Today, the newly developed micro-structure technology opens the possibility to realize a new generation of gaseous detectors. Research focused in particular on the radiation induced processes leading to discharge breakdown, and led to the development of a family of more resistant devices with similar performance named Micro-Pattern Gas Detectors (MPGDs). The main features of the MPGDs are: flexible geometry; high rate capability (> 50MHz/cm^2); excellent spatial resolution (down to 50um); good time resolution (down to 3ns); reduced radiation length. Recently a detector layout has been proposed that would combine both the high spatial resolution (100um) and high rate capability (100MHz/cm^2) of the current state-of-the-art MPGDs with a high time resolution of 100ps. This contribution introduces a new type of MPGD, namely the Fast Timing MPGD (FTM) detector.
The Fast Timing MPGD can potentially reach sub-millimeter spatial resolution and 100 ps time resolution. Such a detector, able to measure photons with excellent time and spatial resolution, will allow the development of an affordable TOF-PET scanner with improved image contrast. This fast timing MPGD will enable at the same time muon tracking, under high radiation, allowing identification of the originating collision vertex at High Energy Physics (HEP) experiments for future colliders. These techniques will be highly recommended to trigger and reconstruct multi-muon signatures as predicted by many extensions of the Standard Model, while distinguishing this signature from background due to muons originating from neighbouring collisions.
The Fast Timing MPGD consists of a stack of several coupled layers where drift and multiplication stages alternate in the structure, yielding a significant improvement in timing properties due to competing ionization processes in the different drift regions. Three FTM prototypes have been developed so far. The first one consisting of two amplification stages made of 50um thick kapton foil, covered on both sides with resistive material. The second one, also with two amplification stages, has a resistive Micromegas-like structure, with multiplication developing in a region delimited by a resistive mesh. The third one consisting of four multiplication stages made of 200um thick PCB covered with resistive material. The structure of these prototypes will be described in detail and the results of the characterization study performed with an X-Ray generator with two different gas mixtures will be presented. First results on rate capability and time resolution based on data collected with cosmic rays and muon/pion test beams will also be presented.

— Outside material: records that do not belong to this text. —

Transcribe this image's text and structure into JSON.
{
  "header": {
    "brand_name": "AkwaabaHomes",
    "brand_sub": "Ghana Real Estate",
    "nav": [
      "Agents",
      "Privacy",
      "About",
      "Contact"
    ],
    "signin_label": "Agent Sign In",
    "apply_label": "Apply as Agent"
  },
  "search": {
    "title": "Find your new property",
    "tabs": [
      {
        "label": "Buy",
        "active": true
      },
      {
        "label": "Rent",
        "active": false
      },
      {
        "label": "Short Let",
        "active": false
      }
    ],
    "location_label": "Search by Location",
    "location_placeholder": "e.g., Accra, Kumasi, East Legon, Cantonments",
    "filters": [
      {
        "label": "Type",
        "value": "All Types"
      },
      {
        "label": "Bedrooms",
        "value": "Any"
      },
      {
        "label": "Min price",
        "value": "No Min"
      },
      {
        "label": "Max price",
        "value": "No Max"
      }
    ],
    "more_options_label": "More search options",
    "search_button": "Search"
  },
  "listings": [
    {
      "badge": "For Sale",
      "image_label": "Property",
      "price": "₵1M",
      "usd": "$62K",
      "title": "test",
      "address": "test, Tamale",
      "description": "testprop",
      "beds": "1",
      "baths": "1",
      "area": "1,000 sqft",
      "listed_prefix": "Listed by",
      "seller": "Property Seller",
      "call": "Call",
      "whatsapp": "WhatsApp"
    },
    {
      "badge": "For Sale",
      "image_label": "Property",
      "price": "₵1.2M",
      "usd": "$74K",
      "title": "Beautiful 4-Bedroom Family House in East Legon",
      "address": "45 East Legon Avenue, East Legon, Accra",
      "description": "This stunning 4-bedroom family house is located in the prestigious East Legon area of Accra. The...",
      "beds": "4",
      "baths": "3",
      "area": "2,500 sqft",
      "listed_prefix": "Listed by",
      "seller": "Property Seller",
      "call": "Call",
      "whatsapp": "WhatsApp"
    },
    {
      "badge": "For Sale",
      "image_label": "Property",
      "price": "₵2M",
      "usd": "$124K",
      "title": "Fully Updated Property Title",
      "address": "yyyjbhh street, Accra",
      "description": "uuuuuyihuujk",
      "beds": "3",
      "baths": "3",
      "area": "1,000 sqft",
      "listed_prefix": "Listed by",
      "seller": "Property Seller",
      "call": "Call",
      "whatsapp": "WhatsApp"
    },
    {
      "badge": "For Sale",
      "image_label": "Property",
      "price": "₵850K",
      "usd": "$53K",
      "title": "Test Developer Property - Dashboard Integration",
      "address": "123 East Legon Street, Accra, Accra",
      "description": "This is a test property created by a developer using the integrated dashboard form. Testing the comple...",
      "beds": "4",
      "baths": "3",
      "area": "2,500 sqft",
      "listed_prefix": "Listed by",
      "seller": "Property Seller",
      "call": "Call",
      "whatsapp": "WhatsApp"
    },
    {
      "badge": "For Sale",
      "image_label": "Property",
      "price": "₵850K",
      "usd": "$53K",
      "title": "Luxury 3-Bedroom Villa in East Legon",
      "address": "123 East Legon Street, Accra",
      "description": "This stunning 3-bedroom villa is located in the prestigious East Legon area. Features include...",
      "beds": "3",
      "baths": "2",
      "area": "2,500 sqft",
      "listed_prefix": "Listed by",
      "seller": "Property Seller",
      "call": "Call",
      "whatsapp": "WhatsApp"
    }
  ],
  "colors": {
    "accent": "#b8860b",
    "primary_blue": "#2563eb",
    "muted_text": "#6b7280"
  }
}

The design and development of a new detector, combining high time resolution with high spatial resolution, while exploiting the advantages of a reasonable energy resolution will be a boost for the design of affordable TOF-PET systems. The use of a gas detector to instrument on the one hand large areas in a cost-effective way, and with very good spatial resolution, and on the other hand obtaining a very fast signal will be a leap forward in the development of TOF-PET devices, which are also under study to use as dose monitoring in hadron therapy. The increase in image contrast obtained with these detectors will allow for shorter scanning times (lowering the risk for the patient) and better diagnosis of the disease. On the other hand this project will also develop a gas detector with high spatial and time resolution, being cost-effective to instrument large detectors foreseen for future colliders. The development of fast timing is critical to allow for unambiguous assignment of muon tracks to the right collision vertex, amongst hundred of pile-up collisions. This will allow for LHC-like particle reconstruction and identification at much higher background levels. The studies made in this project will pave the way for the development of a new generation of fast front-end electronics for these gaseous detectors.